AlienVault OTX and MISP lists
They’re an excellent way for the cybersecurity community to share information about specific threats and threat actor activity. With OTX and MISP, individual security practitioners have access to timely information about emerging threats and an extensive database of IoCs to help with detection and response.
In LimaCharlie, users can subscribe to relevant OTX and MISP feeds as needed and import them into the LimaCharlie cloud in order to incorporate open-source intelligence into their security stack.
The ability to access open-source threat intelligence with a click is particularly helpful for security firms that want to leverage the flexibility and customizability of an SIaaS platform like LimaCharlie in order to expand. For example, if a company is pivoting into a new market — or simply onboarding a new client that operates in a relatively unfamiliar industry — resources like OTX and MISP make it possible for them to lean on the knowledge and experience of the security community as a whole in order to provide coverage against likely threats.
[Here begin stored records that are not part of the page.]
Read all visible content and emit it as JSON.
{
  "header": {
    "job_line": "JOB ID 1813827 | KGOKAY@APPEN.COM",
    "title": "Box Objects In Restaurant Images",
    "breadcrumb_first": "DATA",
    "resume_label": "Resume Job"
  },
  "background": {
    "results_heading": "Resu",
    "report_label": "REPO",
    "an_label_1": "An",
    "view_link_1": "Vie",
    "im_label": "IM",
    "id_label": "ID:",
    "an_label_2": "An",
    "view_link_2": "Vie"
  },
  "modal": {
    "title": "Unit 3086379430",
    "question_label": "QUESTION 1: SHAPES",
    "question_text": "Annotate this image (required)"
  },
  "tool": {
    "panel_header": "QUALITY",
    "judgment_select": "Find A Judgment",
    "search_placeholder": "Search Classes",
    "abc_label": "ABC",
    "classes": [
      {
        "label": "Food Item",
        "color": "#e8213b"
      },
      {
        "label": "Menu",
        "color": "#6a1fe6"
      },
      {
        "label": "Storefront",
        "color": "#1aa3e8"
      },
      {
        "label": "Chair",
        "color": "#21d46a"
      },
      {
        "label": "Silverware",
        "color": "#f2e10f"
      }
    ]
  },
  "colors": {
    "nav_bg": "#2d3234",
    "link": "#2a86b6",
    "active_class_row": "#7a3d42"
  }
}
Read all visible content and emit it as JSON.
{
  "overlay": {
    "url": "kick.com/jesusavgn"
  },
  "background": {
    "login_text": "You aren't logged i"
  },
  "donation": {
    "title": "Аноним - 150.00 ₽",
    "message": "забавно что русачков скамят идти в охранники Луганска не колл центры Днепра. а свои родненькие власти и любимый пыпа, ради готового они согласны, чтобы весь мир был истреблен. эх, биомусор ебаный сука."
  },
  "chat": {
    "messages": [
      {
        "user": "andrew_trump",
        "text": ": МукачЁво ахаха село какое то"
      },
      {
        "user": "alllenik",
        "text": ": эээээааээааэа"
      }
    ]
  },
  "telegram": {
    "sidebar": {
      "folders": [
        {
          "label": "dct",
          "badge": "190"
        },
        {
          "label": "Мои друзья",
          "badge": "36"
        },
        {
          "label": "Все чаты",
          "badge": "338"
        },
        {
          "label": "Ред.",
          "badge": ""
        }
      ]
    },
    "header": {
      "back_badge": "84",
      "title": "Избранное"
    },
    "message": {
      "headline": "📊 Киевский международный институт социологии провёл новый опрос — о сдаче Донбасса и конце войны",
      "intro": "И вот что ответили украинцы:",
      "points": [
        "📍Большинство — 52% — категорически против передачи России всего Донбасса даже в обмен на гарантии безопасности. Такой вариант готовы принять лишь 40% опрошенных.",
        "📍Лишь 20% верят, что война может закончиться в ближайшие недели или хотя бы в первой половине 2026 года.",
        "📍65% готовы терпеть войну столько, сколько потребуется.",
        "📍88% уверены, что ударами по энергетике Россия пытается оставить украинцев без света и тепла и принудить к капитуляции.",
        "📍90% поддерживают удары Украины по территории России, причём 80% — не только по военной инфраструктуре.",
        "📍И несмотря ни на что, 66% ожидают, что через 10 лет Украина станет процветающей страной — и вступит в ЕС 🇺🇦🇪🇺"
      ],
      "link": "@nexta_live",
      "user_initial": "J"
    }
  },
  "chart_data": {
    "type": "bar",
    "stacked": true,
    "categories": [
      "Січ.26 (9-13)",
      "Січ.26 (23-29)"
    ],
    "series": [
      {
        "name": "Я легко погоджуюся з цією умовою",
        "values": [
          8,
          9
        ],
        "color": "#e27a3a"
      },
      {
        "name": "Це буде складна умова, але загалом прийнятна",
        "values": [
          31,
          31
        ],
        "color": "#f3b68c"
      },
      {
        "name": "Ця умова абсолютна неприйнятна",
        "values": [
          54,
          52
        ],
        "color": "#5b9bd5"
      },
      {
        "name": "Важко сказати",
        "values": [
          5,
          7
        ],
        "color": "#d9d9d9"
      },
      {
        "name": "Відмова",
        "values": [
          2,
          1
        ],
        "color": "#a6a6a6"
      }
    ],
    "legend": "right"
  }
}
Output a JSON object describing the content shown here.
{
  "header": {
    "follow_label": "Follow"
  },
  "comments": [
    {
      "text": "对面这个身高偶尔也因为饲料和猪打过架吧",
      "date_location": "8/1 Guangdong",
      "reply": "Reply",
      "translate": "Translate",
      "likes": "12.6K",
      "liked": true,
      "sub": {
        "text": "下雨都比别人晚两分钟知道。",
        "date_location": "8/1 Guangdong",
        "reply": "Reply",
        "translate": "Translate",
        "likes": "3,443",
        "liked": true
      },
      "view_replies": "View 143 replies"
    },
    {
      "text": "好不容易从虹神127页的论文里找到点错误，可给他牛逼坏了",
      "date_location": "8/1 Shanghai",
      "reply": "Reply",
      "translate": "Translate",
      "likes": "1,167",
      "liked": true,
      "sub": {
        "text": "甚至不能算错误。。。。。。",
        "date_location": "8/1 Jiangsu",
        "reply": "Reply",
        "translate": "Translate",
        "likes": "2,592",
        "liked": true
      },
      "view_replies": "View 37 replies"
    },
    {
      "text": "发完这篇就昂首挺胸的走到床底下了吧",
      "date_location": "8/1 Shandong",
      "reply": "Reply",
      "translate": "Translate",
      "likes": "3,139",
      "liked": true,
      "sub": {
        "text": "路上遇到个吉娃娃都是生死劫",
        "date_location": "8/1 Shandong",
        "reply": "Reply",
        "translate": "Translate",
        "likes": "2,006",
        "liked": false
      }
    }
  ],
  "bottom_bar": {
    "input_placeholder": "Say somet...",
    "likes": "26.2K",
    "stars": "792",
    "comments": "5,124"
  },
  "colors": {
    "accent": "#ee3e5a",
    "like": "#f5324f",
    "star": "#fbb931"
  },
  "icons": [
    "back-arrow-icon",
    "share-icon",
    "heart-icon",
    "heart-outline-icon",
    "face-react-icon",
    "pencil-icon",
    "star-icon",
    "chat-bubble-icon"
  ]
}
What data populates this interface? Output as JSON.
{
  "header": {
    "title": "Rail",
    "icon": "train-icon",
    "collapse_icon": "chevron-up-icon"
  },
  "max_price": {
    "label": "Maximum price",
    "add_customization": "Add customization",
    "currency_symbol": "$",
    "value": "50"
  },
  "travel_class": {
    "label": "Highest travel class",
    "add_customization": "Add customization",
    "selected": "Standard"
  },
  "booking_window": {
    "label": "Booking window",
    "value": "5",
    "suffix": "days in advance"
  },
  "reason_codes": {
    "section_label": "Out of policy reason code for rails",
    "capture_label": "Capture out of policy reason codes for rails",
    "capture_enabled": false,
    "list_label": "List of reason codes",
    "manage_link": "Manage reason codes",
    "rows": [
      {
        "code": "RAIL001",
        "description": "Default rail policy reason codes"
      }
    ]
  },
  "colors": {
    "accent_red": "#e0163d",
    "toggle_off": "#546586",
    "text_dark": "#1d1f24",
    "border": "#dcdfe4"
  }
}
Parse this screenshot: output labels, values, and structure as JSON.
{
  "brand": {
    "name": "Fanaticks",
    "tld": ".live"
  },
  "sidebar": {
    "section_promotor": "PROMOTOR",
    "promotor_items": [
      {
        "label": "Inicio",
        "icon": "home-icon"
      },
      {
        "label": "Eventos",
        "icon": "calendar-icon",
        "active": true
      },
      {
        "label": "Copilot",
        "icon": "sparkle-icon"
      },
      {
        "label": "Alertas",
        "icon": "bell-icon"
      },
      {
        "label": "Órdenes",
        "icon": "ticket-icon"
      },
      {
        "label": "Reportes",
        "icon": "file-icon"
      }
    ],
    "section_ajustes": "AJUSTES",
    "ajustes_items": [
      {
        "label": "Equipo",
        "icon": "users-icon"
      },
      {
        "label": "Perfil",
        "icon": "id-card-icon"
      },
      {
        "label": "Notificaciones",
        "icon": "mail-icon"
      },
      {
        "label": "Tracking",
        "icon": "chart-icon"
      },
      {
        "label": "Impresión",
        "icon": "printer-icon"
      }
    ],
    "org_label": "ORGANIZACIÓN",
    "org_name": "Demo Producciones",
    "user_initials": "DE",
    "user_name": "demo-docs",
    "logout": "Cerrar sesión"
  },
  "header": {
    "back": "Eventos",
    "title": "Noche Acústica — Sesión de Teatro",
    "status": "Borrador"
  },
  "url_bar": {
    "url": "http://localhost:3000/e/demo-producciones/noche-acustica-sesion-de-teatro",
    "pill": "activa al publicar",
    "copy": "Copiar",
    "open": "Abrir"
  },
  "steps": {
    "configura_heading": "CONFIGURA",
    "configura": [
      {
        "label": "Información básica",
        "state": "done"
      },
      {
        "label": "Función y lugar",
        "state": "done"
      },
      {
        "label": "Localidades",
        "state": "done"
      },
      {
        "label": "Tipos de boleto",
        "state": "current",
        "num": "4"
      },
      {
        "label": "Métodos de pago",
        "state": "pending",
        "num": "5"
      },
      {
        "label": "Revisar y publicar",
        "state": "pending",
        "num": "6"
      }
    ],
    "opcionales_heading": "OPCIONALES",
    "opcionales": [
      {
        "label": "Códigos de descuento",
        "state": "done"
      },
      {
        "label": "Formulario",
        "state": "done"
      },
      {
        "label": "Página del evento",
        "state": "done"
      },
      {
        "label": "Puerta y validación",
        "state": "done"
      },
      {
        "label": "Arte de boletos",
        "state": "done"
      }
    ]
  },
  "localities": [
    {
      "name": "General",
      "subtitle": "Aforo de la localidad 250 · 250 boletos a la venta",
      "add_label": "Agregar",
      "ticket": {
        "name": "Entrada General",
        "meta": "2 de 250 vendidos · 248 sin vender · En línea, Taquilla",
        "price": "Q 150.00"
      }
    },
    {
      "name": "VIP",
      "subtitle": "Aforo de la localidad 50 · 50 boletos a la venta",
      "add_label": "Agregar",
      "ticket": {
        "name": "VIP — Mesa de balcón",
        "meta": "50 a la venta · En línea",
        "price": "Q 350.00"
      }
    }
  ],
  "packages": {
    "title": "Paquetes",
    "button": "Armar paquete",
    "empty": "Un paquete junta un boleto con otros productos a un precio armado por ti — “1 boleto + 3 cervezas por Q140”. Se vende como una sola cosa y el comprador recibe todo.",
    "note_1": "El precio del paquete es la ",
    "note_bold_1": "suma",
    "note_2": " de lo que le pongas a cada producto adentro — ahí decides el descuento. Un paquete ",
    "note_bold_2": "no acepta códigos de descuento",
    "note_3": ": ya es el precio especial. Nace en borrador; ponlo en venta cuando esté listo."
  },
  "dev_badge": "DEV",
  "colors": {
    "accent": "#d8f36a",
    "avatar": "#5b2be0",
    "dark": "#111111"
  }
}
For more information and an example of how this works in practice, see:
Atomic Red Team
Atomic Red Team is an open-source library of automated tests that can be used to evaluate an organization’s security posture in an objective, reproducible way. Mapped to the MITRE Corporation’s Adversarial Tactics, Techniques, and Common Knowledge (ATT&CK) framework, Atomic Red Team is an important tool for security teams committed to provable security—one of the hallmarks of the emerging engineering approach to cybersecurity.
When cybersecurity professionals are working on an SIaaS platform like LimaCharlie, Atomic Red Team tests can be run on any or all endpoints with just a few clicks or automated completely. This means less time spent setting up and running tests; finer-grained control over what tests are run and how; and better, more comprehensive coverage.
To learn more about how Atomic Red Team is used with LimaCharlie, and what we envision for the future of security testing automation, see:
How LimaCharlie supports open-source cybersecurity
Open-source cybersecurity tools add tremendous value to the LimaCharlie platform — and the open-source ethos is representative of the path we’d like to see the security industry take in the future.
Phishing Database, an open-source repository of phishing domains, URLs, and threats updated on the hour
The Ultimate Nginx Bad Bot Blocker, an open-source tool for website owners designed to block malicious bots and user-agents, spam referrers and adware, ransomware and more
IntelOwl, an open-source tool that lets users get threat intelligence about a file, IP address, or domain from multiple sources via a single API
In addition to direct support for open-source projects, we also offer a full-featured free tier of LimaCharlie to help students, researchers, and security professionals who would like to learn more about security infrastructure as a service.